----- EXERCISE MATERIALS -----

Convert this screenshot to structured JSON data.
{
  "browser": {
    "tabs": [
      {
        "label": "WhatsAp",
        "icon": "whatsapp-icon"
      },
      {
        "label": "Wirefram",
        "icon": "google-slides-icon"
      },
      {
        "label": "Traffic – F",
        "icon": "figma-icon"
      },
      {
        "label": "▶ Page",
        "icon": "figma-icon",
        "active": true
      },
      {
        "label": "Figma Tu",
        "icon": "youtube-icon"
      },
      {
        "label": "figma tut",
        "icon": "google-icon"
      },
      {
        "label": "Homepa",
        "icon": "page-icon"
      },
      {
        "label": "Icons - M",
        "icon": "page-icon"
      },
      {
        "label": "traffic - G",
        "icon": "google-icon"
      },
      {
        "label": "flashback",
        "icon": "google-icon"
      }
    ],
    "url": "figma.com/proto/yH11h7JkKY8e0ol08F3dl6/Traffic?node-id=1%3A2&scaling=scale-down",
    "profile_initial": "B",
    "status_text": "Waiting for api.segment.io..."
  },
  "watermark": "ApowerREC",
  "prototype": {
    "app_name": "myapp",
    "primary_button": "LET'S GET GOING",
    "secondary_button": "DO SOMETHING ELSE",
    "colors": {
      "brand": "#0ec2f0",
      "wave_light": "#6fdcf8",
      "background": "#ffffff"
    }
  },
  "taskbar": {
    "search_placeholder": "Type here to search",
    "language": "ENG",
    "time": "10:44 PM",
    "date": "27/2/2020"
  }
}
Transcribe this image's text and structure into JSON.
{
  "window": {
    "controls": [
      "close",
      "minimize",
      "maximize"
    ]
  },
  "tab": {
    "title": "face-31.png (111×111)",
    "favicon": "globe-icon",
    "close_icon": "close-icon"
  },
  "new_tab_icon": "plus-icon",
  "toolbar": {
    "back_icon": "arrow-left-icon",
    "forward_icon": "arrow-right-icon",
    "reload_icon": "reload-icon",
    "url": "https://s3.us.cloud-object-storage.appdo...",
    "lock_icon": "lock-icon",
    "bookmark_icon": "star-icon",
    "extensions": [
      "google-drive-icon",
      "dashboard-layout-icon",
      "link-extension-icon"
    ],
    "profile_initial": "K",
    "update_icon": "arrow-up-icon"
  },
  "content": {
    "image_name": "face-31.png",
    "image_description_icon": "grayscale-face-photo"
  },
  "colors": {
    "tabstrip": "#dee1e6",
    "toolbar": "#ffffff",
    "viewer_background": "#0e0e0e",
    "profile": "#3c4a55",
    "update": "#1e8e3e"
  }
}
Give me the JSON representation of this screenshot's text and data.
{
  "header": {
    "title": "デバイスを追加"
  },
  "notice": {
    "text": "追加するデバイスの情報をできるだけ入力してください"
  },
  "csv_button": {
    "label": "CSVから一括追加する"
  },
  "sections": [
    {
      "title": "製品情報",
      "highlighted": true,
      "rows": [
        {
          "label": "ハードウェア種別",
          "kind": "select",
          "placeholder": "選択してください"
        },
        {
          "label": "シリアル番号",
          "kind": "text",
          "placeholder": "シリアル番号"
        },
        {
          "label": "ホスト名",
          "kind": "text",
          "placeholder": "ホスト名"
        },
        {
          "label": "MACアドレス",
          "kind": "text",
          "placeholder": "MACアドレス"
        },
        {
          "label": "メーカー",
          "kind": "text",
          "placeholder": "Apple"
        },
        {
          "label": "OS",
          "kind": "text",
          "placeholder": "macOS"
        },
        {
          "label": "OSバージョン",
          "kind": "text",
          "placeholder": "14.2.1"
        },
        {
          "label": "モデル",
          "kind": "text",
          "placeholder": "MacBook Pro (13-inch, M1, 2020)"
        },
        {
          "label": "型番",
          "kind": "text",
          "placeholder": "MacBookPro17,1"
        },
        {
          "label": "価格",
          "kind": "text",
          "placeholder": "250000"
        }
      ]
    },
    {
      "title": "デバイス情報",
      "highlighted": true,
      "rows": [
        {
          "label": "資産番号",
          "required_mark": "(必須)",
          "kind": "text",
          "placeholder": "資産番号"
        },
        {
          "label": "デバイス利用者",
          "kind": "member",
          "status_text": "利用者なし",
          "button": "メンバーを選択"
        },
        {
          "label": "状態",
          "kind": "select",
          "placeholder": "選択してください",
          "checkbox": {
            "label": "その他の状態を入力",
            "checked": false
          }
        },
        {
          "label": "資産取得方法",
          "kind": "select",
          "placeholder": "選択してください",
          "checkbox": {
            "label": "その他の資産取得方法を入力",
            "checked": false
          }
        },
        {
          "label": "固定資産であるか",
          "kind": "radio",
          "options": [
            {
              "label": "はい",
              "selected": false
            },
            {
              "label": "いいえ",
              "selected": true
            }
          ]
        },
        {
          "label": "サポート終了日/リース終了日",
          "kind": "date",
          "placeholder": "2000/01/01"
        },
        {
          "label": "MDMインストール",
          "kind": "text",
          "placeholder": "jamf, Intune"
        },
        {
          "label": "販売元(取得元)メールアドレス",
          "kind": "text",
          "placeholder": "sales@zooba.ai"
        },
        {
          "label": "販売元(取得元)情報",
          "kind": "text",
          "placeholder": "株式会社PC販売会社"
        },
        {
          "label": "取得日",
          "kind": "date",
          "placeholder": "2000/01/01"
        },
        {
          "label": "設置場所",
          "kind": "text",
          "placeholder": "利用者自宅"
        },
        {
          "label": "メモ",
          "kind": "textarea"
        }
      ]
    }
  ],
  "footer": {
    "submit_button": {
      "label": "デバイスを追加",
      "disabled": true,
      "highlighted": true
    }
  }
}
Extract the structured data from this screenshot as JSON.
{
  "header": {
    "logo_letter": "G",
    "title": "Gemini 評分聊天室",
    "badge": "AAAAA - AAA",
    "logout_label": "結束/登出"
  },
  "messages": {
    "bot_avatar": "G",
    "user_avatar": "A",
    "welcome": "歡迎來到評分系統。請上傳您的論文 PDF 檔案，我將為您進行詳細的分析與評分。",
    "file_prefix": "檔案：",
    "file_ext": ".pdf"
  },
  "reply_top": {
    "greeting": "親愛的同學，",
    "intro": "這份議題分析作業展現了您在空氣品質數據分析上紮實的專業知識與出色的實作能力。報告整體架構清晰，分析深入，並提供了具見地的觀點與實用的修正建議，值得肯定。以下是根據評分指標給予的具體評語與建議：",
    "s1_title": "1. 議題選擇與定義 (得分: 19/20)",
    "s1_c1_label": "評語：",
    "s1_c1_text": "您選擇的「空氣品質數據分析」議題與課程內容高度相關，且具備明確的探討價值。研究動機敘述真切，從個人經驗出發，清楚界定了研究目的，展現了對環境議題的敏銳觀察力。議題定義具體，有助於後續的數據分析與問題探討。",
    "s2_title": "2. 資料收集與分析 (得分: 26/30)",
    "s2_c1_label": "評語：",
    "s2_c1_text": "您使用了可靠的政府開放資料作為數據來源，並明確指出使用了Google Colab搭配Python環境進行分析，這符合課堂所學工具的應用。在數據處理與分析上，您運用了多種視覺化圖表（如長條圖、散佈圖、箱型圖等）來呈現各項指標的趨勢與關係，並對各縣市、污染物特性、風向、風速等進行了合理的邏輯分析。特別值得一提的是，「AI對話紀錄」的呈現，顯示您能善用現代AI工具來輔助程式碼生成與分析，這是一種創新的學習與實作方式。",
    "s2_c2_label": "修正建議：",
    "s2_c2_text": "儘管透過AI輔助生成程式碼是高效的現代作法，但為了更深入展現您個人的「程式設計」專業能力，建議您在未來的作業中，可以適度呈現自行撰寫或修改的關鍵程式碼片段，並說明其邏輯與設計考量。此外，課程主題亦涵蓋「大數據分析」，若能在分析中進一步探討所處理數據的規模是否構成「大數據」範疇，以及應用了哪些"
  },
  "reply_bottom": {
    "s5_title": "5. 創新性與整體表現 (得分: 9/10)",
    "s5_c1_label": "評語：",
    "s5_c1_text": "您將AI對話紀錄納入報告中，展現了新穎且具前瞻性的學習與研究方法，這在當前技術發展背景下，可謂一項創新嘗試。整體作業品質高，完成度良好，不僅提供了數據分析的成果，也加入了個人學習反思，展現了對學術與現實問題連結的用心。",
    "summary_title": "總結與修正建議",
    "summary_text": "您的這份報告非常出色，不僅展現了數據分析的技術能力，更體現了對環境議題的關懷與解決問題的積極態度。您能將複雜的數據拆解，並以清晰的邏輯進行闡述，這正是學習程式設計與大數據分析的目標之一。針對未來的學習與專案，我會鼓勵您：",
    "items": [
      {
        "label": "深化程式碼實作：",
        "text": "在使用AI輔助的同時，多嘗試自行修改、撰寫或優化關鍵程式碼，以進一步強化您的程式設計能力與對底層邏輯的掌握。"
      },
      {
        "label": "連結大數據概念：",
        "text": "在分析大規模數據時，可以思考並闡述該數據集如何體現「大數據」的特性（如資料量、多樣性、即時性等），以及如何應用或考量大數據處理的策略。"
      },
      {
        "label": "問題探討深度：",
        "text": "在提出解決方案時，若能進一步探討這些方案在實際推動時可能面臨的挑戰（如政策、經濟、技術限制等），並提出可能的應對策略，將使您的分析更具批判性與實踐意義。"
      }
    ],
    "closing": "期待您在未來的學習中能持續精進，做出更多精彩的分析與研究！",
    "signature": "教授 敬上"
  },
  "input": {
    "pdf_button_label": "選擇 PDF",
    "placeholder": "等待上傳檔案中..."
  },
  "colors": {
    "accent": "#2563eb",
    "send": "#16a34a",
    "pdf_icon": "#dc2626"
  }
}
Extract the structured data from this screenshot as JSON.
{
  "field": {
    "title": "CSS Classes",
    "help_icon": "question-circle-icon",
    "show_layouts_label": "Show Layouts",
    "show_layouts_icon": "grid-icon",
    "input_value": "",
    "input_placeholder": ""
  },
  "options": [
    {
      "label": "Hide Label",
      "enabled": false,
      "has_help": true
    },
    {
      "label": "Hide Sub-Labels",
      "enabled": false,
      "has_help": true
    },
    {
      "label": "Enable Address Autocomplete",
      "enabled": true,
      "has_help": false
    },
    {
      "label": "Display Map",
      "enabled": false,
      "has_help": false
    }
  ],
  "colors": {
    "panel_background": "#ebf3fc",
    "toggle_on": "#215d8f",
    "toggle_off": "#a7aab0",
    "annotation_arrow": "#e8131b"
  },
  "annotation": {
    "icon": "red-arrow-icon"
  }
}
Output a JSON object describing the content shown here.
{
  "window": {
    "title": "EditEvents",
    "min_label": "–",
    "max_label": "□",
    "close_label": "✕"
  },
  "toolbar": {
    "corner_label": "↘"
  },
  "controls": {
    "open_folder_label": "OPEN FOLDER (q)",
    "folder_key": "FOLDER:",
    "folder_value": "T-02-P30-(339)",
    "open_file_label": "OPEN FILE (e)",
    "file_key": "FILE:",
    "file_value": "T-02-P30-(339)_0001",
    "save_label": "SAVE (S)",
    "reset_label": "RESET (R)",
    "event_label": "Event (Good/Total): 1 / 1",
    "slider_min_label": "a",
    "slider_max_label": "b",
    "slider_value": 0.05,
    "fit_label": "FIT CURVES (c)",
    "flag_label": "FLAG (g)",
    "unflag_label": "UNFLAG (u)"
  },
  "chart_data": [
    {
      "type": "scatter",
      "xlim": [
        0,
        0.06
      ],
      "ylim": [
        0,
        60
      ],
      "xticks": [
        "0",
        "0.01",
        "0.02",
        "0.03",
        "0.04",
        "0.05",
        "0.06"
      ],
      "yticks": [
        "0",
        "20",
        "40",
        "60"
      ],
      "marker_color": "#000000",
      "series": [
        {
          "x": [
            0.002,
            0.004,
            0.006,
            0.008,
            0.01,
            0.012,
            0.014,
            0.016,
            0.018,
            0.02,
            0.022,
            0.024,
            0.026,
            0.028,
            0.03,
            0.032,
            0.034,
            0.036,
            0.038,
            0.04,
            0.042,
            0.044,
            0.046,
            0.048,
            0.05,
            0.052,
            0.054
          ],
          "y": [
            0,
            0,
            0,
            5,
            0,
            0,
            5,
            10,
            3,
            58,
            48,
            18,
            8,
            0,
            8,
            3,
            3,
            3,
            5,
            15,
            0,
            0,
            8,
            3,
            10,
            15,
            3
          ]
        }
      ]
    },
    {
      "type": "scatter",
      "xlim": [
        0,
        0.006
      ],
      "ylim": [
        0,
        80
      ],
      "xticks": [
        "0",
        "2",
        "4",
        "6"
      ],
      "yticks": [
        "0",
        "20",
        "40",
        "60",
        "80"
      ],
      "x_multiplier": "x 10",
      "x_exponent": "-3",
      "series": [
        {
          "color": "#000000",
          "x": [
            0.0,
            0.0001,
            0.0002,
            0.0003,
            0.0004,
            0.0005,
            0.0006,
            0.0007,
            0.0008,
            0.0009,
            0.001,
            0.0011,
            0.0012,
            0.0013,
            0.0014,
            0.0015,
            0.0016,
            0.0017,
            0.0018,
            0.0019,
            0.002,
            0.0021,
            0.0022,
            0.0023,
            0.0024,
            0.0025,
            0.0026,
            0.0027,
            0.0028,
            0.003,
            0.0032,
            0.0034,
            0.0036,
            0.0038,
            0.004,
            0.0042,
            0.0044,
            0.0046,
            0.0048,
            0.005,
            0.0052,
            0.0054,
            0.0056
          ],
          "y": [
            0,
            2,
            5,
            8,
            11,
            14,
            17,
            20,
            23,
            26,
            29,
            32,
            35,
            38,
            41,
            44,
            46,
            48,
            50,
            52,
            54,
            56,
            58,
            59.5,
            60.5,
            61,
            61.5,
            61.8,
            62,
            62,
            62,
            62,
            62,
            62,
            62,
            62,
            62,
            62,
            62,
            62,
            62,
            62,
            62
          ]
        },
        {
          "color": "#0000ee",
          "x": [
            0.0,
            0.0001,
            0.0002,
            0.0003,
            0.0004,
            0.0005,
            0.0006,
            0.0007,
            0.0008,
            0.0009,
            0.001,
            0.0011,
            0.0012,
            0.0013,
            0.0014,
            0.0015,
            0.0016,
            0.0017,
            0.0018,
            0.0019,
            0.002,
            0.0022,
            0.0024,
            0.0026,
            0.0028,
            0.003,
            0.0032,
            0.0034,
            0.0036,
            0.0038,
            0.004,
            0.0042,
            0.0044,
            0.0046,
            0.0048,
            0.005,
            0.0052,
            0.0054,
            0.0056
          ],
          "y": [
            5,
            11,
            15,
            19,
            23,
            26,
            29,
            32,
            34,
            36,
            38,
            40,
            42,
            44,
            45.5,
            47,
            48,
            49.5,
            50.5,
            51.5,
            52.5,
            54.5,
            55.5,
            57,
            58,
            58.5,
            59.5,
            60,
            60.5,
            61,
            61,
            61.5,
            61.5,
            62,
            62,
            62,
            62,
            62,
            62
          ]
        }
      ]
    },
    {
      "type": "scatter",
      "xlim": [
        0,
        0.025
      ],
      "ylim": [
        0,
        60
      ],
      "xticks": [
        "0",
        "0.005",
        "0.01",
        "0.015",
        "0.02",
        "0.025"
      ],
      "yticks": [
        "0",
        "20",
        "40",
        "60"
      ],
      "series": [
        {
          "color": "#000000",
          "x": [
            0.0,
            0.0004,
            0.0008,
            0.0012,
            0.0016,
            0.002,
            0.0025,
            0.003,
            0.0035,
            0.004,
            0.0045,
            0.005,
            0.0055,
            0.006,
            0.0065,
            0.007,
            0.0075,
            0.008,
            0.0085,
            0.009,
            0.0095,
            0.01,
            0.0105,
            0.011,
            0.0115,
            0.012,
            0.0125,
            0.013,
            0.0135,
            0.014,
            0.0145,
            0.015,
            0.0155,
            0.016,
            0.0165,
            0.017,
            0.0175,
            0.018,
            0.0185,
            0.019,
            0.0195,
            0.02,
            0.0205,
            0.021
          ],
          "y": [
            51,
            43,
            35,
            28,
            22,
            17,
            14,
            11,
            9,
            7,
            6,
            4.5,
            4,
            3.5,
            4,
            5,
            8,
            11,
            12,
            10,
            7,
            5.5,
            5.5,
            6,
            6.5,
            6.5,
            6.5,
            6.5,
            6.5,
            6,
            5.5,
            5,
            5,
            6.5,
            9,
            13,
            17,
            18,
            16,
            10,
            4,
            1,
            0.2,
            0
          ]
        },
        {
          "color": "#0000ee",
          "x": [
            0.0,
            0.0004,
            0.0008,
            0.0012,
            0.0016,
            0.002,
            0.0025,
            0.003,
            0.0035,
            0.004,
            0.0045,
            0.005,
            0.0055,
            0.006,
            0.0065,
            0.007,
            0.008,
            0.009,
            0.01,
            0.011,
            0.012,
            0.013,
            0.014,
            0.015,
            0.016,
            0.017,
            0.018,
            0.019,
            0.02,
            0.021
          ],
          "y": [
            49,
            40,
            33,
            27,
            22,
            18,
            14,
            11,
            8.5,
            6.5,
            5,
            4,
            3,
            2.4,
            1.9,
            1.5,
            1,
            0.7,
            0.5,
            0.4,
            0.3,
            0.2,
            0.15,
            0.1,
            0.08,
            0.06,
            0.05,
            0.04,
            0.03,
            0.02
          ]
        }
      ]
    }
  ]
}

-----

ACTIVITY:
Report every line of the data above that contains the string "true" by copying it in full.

THE COMPLETED TASK:
        "active": true
      "highlighted": true,
      "highlighted": true,
              "selected": true
      "disabled": true,
      "highlighted": true
      "has_help": true
      "has_help": true
      "enabled": true,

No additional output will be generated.